:: Work item ::
Omit the pictures, and output the rest of the entries exactly as written.

:: Data excerpts ::
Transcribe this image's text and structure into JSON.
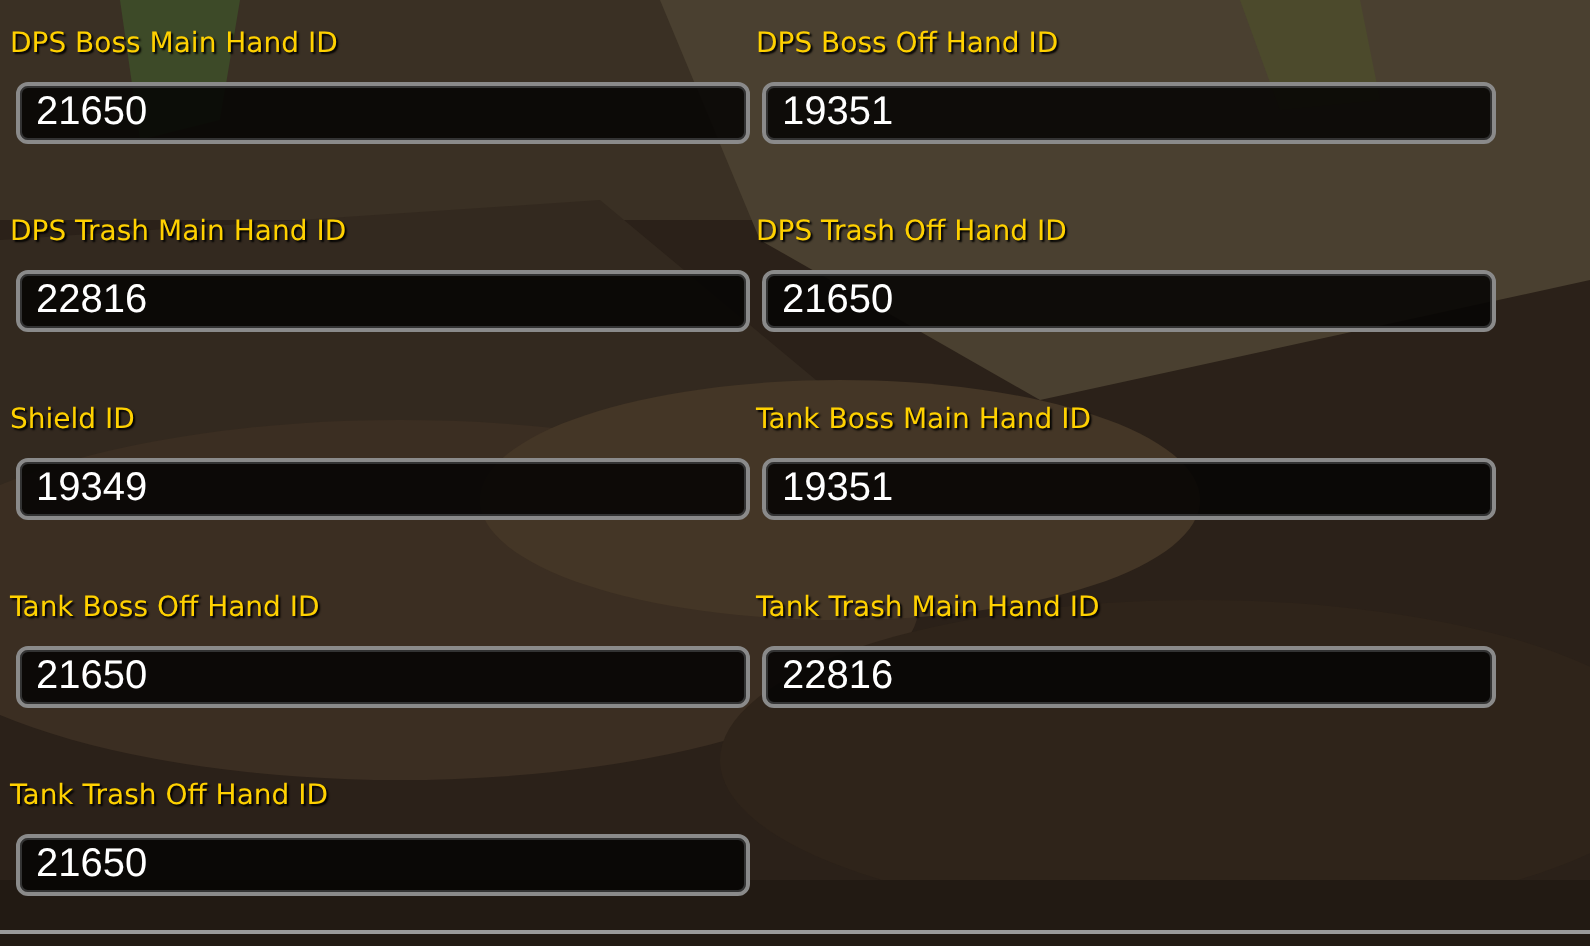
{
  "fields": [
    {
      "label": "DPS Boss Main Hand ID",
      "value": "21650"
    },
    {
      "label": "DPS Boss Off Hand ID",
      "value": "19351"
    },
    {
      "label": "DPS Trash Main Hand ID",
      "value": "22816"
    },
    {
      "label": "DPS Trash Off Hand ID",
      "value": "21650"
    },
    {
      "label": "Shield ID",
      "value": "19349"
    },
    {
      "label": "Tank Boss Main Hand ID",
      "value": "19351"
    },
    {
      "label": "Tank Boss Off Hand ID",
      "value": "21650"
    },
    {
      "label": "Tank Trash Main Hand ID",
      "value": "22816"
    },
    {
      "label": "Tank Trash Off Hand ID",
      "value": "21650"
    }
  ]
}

:: Exercise result ::
Transcribe this image's text and structure into JSON.
{
  "fields": [
    {
      "label": "DPS Boss Main Hand ID",
      "value": "21650"
    },
    {
      "label": "DPS Boss Off Hand ID",
      "value": "19351"
    },
    {
      "label": "DPS Trash Main Hand ID",
      "value": "22816"
    },
    {
      "label": "DPS Trash Off Hand ID",
      "value": "21650"
    },
    {
      "label": "Shield ID",
      "value": "19349"
    },
    {
      "label": "Tank Boss Main Hand ID",
      "value": "19351"
    },
    {
      "label": "Tank Boss Off Hand ID",
      "value": "21650"
    },
    {
      "label": "Tank Trash Main Hand ID",
      "value": "22816"
    },
    {
      "label": "Tank Trash Off Hand ID",
      "value": "21650"
    }
  ]
}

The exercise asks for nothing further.